## Required action
Show each line from the records below in which the word "pieces" occurs.

## Available data
◆ ◆ ◆ ◆ ◆ ◆ ◆

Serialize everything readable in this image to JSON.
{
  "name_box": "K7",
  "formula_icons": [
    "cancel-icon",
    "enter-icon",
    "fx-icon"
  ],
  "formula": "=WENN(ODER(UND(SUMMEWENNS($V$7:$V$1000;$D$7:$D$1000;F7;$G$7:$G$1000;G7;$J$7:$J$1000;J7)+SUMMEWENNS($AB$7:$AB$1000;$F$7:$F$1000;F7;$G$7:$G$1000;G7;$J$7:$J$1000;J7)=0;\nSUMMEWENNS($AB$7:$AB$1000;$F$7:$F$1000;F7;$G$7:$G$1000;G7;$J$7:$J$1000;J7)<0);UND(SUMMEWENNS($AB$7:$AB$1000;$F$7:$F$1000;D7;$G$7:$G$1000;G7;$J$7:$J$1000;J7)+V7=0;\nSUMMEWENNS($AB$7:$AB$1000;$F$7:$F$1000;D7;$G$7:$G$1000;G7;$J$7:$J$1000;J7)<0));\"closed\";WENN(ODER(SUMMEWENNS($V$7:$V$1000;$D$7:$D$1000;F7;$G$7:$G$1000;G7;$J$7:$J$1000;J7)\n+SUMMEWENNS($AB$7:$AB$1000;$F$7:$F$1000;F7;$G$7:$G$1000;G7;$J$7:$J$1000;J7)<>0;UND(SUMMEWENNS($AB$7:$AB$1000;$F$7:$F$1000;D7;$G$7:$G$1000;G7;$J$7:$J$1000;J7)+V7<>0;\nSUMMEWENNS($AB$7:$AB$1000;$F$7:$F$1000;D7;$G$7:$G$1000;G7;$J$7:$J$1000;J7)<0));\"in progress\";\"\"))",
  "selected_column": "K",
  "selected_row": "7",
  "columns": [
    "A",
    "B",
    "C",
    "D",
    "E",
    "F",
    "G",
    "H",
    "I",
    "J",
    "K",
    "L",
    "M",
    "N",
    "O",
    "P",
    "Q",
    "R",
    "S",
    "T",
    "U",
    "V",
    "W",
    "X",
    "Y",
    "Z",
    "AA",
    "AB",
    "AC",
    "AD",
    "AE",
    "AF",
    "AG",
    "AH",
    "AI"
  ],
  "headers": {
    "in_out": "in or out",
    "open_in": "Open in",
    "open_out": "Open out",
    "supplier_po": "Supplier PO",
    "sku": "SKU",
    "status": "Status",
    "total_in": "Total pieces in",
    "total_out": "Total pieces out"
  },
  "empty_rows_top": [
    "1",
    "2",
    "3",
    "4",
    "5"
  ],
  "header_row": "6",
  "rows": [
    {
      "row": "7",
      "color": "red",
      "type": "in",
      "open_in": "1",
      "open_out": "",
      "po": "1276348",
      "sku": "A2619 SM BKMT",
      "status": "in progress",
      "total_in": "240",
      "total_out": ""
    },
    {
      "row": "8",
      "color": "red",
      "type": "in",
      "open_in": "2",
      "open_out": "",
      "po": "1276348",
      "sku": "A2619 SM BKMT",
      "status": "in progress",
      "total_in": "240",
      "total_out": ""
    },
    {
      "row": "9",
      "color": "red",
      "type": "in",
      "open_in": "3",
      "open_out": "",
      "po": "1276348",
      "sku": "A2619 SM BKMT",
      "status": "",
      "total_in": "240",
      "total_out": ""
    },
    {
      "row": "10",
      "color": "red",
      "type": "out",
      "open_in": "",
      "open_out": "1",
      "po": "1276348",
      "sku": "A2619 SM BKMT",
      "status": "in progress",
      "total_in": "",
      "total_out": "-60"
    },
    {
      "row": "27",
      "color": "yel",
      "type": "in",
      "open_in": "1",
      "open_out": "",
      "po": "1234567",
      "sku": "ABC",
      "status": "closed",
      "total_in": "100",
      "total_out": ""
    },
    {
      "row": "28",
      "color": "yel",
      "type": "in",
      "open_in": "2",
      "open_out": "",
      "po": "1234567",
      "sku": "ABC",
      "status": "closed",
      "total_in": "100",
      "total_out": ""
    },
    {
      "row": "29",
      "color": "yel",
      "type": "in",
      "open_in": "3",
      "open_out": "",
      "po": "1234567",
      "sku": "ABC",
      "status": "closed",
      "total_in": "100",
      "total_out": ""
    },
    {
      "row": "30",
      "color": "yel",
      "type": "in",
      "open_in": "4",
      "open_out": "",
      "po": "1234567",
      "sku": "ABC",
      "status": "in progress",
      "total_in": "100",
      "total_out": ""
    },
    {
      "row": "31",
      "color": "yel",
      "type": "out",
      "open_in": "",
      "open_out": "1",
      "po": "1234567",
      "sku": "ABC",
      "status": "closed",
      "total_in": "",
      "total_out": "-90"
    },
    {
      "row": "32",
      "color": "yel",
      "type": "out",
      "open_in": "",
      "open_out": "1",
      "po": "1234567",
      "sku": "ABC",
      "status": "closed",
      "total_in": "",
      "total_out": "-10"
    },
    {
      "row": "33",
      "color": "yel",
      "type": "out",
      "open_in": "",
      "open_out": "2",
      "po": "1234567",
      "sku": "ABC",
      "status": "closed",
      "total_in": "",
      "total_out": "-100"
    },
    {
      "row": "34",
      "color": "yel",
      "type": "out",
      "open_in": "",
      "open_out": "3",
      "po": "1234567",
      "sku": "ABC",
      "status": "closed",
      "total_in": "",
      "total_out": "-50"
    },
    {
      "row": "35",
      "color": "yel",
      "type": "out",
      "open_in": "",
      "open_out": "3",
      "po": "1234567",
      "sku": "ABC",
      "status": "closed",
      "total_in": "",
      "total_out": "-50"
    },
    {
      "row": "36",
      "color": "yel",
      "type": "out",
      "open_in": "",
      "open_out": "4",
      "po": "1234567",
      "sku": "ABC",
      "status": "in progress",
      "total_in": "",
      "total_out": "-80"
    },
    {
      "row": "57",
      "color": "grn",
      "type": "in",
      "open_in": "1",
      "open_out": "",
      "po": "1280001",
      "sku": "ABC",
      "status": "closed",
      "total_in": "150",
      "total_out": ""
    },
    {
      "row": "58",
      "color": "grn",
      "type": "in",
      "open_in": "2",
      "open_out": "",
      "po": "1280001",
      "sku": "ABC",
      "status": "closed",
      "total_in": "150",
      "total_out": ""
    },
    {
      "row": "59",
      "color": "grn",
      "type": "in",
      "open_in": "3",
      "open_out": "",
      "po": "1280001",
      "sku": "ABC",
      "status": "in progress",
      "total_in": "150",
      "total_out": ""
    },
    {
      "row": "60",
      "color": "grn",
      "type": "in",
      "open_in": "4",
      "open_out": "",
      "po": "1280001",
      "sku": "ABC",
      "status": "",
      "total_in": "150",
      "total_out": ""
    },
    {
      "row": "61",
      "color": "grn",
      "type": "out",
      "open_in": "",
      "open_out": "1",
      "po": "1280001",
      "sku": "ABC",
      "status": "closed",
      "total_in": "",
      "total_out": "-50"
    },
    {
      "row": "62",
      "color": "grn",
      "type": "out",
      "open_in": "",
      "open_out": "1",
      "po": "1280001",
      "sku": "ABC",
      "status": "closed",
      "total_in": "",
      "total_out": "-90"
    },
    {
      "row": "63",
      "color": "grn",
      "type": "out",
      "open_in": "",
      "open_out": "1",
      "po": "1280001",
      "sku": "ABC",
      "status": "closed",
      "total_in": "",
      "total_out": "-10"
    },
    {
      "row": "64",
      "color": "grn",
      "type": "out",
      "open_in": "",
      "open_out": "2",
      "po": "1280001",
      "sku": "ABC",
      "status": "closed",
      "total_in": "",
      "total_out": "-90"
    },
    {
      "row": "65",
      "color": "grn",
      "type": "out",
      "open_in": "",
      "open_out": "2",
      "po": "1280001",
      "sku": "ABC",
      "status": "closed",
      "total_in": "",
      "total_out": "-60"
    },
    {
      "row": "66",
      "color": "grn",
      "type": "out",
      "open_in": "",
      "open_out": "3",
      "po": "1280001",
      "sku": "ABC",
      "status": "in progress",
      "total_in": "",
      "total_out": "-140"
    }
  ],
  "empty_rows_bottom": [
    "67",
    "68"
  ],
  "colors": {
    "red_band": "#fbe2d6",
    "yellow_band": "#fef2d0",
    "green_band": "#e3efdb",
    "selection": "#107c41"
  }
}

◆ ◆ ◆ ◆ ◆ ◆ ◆

## Solution below
    "total_in": "Total pieces in",
    "total_out": "Total pieces out"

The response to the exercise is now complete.